Share Email Print
cover

Proceedings Paper

Design and manufacture of 8.4 m primary mirror segments and supports for the GMT
Author(s): H. M. Martin; J. R. P. Angel; J. H. Burge; B. Cuerden; W. B. Davison; M. Johns; J. S. Kingsley; L. B. Kot; R. D. Lutz; S. M. Miller; S. A. Shectman; P. A. Strittmatter; C. Zhao
Format Member Price Non-Member Price
PDF $14.40 $18.00
cover GOOD NEWS! Your organization subscribes to the SPIE Digital Library. You may be able to download this paper for free. Check Access

Paper Abstract
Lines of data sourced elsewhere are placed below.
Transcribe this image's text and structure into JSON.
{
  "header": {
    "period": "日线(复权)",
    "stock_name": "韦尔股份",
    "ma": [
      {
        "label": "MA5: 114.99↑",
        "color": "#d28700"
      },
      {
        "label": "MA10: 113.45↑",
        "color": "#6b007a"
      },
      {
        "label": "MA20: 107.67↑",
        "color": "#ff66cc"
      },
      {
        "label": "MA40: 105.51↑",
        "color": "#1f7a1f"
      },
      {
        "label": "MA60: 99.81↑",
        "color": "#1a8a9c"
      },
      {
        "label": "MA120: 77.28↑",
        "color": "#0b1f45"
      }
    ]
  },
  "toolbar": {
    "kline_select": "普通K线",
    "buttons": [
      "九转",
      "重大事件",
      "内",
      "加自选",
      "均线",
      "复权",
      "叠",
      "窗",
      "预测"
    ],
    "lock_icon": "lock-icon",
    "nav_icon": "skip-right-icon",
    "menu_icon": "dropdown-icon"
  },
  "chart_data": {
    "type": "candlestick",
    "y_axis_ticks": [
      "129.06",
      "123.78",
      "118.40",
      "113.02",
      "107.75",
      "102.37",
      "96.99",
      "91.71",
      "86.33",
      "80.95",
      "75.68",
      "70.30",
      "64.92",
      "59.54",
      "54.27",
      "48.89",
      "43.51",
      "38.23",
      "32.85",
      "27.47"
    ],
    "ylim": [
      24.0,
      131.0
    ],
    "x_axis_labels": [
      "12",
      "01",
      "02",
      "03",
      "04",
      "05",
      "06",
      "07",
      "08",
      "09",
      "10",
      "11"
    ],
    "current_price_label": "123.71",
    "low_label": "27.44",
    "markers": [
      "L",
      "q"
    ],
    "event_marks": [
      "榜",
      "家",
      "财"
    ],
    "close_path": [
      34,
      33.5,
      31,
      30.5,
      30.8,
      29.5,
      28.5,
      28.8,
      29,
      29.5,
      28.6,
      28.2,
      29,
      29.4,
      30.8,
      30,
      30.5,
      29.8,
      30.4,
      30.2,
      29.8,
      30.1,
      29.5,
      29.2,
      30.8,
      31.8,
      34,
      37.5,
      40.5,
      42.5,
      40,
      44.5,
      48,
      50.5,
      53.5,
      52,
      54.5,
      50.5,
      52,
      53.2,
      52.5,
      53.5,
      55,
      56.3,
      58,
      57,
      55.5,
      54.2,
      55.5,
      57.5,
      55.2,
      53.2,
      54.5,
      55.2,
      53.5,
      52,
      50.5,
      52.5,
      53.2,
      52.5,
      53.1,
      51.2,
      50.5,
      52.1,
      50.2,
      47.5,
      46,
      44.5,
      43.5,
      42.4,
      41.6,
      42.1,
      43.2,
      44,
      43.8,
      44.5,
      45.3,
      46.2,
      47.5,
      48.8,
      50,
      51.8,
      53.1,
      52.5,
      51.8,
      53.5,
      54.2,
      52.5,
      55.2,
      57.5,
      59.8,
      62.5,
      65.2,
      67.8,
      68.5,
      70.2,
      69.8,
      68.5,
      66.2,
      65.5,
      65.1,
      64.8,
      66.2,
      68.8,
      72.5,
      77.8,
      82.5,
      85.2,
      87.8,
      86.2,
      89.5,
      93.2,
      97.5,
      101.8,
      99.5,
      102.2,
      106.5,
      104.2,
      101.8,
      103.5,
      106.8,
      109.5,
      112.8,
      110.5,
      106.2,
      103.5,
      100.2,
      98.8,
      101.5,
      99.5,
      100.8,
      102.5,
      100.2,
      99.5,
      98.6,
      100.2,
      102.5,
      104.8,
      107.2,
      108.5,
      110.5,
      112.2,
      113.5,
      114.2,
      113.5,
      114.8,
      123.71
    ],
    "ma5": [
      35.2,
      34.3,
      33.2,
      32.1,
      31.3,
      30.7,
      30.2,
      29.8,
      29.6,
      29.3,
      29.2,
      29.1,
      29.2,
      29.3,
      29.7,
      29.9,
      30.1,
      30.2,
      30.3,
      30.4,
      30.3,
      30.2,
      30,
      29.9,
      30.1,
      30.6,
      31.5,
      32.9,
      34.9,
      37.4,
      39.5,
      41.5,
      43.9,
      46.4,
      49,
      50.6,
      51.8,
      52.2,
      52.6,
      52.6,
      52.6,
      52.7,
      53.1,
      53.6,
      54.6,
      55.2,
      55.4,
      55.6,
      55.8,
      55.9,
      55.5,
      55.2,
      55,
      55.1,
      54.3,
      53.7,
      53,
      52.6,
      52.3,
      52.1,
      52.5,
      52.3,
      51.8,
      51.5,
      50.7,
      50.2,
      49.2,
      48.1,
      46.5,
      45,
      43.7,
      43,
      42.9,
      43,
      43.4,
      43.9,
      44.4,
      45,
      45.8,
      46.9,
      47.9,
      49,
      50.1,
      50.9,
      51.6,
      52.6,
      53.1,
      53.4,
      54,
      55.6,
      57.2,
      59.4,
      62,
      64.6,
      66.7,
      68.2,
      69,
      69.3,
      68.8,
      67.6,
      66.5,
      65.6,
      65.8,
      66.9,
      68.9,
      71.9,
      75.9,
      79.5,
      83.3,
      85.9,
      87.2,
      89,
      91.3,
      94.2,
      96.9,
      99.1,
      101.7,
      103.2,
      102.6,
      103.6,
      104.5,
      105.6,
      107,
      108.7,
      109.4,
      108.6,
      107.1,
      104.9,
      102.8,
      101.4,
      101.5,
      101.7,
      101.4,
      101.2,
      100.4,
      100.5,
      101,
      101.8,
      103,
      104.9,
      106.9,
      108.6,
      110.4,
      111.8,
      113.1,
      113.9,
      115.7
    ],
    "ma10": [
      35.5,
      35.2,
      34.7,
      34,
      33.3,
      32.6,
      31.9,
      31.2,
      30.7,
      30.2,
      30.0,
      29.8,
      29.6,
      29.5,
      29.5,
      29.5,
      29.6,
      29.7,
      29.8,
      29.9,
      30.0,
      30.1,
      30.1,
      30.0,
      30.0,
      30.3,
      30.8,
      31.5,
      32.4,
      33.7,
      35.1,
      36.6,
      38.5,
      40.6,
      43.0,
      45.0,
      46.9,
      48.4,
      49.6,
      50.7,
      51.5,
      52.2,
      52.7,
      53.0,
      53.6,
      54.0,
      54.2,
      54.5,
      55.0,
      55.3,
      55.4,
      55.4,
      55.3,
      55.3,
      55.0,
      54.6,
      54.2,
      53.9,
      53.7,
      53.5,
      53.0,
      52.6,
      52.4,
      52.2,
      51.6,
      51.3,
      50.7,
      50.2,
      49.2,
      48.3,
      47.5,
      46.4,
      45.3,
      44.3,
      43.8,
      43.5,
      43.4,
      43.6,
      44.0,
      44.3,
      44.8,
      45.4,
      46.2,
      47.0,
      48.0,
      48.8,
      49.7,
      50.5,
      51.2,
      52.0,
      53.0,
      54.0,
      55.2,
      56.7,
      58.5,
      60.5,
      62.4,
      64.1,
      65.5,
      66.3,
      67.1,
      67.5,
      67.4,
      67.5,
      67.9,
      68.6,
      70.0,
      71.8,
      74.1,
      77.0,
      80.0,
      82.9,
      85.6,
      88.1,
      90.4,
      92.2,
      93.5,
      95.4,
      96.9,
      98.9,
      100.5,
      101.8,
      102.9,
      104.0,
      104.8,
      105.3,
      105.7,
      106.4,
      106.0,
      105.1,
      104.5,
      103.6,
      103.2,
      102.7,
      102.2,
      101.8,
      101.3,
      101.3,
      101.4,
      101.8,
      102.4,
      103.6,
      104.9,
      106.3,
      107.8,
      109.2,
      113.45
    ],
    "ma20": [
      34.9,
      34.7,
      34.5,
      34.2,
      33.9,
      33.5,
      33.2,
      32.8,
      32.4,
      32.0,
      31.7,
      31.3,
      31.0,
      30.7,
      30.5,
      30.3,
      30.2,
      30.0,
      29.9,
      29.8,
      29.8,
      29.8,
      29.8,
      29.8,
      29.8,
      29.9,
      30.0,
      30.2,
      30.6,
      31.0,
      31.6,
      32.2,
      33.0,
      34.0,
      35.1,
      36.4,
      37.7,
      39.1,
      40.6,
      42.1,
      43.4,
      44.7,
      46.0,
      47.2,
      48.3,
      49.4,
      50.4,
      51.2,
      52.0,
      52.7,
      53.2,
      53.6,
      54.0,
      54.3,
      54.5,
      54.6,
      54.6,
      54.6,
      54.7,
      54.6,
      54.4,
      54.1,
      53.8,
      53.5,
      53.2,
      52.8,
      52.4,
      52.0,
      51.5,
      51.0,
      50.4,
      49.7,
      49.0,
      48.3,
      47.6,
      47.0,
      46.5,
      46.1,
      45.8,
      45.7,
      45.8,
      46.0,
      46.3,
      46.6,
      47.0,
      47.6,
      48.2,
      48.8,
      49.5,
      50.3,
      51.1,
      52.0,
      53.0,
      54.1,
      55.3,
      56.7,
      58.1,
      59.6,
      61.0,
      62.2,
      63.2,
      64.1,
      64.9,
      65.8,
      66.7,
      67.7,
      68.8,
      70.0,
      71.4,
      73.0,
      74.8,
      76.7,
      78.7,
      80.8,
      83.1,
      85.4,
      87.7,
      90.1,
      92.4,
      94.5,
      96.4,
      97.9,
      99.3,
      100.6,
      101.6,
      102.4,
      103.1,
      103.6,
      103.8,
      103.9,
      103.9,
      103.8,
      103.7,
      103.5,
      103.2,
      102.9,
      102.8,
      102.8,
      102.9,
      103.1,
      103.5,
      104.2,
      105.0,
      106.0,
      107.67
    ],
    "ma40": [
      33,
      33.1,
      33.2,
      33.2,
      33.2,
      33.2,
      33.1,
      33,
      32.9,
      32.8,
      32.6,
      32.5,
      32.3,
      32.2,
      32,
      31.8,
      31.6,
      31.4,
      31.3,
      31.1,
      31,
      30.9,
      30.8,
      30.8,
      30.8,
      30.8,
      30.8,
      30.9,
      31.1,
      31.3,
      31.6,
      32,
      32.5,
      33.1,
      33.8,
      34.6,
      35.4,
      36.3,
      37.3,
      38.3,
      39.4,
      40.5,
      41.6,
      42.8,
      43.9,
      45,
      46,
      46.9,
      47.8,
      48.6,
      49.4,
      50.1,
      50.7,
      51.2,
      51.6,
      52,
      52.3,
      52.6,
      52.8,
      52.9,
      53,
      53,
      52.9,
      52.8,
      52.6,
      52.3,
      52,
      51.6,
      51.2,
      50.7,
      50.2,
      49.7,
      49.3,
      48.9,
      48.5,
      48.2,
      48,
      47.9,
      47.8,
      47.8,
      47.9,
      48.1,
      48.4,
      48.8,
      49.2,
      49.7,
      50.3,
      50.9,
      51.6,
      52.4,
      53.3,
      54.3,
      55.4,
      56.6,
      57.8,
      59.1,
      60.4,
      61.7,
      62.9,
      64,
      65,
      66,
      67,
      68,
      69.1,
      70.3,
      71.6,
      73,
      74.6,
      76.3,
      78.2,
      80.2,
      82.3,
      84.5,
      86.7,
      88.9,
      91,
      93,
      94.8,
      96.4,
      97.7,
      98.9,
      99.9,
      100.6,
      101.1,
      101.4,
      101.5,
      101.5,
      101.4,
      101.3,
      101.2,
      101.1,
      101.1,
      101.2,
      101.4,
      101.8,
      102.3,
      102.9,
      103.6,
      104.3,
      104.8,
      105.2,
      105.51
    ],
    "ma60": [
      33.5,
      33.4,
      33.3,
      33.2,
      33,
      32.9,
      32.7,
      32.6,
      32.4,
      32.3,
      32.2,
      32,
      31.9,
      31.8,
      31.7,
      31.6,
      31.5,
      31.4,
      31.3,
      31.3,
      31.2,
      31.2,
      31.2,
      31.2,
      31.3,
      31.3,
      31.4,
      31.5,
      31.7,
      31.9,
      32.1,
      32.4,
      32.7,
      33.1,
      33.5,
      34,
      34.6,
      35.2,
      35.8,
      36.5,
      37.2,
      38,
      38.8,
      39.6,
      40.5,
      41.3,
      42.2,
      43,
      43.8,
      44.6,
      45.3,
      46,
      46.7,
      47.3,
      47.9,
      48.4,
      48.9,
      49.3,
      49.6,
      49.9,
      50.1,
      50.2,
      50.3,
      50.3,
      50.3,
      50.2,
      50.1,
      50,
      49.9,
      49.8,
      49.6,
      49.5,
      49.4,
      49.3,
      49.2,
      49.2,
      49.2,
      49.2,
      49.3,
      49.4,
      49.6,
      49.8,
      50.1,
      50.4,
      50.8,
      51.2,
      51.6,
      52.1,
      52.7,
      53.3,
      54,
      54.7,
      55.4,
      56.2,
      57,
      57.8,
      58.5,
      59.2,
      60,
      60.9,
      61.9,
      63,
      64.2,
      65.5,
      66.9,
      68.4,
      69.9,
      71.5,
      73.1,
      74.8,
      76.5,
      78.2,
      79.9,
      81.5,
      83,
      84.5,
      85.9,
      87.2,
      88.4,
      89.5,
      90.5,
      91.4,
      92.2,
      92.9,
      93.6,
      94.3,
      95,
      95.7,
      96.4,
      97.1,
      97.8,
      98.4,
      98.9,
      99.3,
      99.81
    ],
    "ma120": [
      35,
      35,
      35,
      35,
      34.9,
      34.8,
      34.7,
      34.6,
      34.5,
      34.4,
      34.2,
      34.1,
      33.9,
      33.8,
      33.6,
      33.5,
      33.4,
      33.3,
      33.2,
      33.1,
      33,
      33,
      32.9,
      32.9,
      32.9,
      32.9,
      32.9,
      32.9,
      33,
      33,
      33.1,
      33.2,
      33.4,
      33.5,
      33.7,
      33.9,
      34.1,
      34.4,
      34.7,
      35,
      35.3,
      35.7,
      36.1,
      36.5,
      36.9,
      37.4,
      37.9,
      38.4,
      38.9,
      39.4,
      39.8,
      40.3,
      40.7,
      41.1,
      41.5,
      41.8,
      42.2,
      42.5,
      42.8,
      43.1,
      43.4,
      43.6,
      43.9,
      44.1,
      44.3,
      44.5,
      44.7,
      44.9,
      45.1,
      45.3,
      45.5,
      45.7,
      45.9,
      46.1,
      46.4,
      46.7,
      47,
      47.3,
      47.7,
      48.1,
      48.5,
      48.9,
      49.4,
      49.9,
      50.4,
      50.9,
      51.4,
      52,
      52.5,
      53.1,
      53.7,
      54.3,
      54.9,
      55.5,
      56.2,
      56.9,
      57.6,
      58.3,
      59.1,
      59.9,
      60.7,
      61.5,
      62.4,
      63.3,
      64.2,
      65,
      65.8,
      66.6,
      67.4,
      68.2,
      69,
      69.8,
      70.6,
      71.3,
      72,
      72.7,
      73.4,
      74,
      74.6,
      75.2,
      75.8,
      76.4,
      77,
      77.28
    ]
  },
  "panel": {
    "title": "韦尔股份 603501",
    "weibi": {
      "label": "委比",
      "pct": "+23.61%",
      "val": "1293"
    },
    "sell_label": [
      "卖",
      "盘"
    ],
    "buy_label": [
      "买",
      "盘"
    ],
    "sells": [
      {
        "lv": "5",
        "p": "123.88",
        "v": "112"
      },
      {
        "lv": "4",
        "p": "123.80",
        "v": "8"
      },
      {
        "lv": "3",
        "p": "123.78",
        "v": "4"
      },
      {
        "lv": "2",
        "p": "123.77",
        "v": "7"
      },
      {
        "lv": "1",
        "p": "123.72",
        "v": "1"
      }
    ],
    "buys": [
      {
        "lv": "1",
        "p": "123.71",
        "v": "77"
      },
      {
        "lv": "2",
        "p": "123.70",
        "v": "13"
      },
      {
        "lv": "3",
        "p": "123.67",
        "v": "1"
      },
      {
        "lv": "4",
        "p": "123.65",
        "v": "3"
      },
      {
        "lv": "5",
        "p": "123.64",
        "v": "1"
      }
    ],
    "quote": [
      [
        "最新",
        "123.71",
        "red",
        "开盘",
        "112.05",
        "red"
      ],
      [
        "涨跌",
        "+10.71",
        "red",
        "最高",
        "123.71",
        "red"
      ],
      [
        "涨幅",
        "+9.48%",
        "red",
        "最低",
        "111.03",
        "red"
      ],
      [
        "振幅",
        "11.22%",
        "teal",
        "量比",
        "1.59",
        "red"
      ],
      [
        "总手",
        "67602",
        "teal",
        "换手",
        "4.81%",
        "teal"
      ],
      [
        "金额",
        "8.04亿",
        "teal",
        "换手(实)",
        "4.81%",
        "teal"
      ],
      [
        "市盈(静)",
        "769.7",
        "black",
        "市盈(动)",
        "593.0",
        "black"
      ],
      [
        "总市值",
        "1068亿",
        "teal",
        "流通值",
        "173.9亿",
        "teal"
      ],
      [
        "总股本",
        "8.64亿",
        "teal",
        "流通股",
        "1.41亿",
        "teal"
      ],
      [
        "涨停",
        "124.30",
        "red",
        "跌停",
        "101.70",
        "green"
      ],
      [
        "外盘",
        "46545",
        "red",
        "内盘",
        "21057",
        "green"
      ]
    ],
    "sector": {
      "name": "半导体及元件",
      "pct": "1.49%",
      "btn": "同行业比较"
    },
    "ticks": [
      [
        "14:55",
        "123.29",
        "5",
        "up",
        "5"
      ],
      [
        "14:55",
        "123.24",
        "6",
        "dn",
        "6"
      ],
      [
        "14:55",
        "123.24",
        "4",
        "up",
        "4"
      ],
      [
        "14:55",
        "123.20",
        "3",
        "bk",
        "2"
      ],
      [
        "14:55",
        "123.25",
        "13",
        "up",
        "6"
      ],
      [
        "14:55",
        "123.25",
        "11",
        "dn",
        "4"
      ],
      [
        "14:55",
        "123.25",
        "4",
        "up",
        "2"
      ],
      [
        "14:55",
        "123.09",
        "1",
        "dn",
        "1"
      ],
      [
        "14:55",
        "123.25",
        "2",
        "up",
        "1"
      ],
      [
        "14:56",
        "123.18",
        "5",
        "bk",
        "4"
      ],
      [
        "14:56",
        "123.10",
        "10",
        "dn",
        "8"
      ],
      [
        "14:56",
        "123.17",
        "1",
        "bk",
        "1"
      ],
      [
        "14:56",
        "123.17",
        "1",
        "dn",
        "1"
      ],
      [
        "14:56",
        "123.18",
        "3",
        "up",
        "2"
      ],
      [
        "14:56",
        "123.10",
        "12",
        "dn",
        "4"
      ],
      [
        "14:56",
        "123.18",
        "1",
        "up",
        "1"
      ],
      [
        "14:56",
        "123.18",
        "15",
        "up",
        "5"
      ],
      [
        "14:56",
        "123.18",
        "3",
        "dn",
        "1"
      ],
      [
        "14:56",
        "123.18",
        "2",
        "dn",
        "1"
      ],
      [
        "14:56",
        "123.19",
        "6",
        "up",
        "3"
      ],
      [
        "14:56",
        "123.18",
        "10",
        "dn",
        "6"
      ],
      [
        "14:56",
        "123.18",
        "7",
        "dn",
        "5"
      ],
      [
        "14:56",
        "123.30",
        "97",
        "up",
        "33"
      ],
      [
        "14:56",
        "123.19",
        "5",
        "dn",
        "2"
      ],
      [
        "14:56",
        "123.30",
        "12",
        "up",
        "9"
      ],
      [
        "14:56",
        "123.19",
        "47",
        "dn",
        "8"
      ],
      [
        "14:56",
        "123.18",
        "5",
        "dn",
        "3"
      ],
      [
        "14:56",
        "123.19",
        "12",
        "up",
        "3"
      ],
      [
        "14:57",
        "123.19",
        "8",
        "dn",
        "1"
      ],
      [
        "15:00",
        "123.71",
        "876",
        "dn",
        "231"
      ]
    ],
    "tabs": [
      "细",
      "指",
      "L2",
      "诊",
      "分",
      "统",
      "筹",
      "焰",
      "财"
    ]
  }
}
The design, manufacture and support of the primary mirror segments for the GMT build on the successful primary mirror systems of the MMT, Magellan and Large Binocular telescopes. The mirror segment and its support system are based on a proven design, and the experience gained in the existing telescopes has led to significant refinements that will provide even better performance in the GMT. The first 8.4 m segment has been cast at the Steward Observatory Mirror Lab, and optical processing is underway. Measurement of the off-axis surface is the greatest challenge in the manufacture of the segments. A set of tests that meets the requirements has been defined and the concepts have been developed in some detail. The most critical parts of the tests have been demonstrated in the measurement of a 1.7 m off-axis prototype. The principal optical test is a full-aperture, high-resolution null test in which a hybrid reflective-diffractive null corrector compensates for the 14 mm aspheric departure of the off-axis segment. The mirror support uses the same synthetic floatation principle as the MMT, Magellan, and LBT mirrors. Refinements for GMT include 3-axis actuators to accommodate the varying orientations of segments in the telescope.

Paper Details

Date Published: 6 July 2006
PDF: 12 pages
Proc. SPIE 6273, Optomechanical Technologies for Astronomy, 62730E (6 July 2006); doi: 10.1117/12.672149
Show Author Affiliations
H. M. Martin, Steward Observatory, Univ. of Arizona (United States)
J. R. P. Angel, Steward Observatory, Univ. of Arizona (United States)
J. H. Burge, Steward Observatory, Univ. of Arizona (United States)
College of Optical Sciences, Univ. of Arizona (United States)
B. Cuerden, Steward Observatory, Univ. of Arizona (United States)
W. B. Davison, Steward Observatory, Univ. of Arizona (United States)
M. Johns, Carnegie Observatories (United States)
J. S. Kingsley, Steward Observatory, Univ. of Arizona (United States)
L. B. Kot, Steward Observatory, Univ. of Arizona (United States)
R. D. Lutz, Steward Observatory, Univ. of Arizona (United States)
S. M. Miller, Steward Observatory, Univ. of Arizona (United States)
S. A. Shectman, Carnegie Observatories (United States)
P. A. Strittmatter, Steward Observatory, Univ. of Arizona (United States)
C. Zhao, College of Optical Sciences, Univ. of Arizona (United States)


Published in SPIE Proceedings Vol. 6273:
Optomechanical Technologies for Astronomy
Eli Atad-Ettedgui; Joseph Antebi; Dietrich Lemke, Editor(s)

© SPIE. Terms of Use
Back to Top